Asthma attacks can be life-threatening, so it’s crucial to act quickly. Follow these steps to provide first aid for someone experiencing an asthma attack:
- Help the person sit upright and assist them in using their prescribed inhaler.
- Encourage them to take slow and deep breaths.
- If the symptoms worsen or the inhaler is not available, call for emergency medical assistance.
- Stay with the person and reassure them until medical professionals arrive.
First Aid for Diabetic Emergencies
Diabetic emergencies, such as hypoglycemia (low blood sugar) or hyperglycemia (high blood sugar), require prompt attention. Here’s what you can do:
- If the person is conscious and experiencing hypoglycemia, provide them with a sugary drink or candy to raise their blood sugar levels.
- If they are unconscious or unable to swallow, do not give them anything by mouth and call for emergency help immediately.
- For hyperglycemia, encourage the person to take their prescribed medication or insulin if they are conscious.
- If their condition deteriorates or they become unresponsive, seek medical assistance without delay.
Remember, these first aid techniques are guidelines, and it’s essential to seek professional medical help in any emergency situation.

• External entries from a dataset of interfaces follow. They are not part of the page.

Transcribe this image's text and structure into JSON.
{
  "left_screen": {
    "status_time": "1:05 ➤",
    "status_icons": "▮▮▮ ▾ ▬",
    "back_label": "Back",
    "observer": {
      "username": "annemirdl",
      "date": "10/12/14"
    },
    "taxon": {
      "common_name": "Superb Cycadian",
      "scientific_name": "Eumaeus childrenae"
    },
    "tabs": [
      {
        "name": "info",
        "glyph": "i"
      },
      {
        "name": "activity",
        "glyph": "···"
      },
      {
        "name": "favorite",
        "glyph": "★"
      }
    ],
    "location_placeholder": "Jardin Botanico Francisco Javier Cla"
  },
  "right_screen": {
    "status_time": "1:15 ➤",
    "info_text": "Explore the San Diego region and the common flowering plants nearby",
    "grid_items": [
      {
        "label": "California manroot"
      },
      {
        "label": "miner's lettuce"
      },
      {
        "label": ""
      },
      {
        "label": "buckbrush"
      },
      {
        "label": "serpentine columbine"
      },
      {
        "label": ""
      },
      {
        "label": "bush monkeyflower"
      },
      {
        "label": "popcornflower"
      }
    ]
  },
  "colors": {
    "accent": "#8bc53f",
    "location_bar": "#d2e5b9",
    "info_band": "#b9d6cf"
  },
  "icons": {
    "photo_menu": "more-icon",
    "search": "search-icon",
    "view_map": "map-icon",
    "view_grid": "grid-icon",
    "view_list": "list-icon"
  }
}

Having a basic understanding of first aid skills is essential for anyone to effectively respond to emergencies. By learning simple techniques such as CPR, wound care, and assessing vital signs, individuals can become empowered to provide immediate assistance when needed. Being equipped with these essential skills can make the difference between life and death in critical situations. Moreover, it is important to stay updated on the latest first aid practices and guidelines to ensure the most effective and accurate response. Whether it is a minor injury or a life-threatening situation, the knowledge gained from first aid training can save lives and promote a safer and healthier society.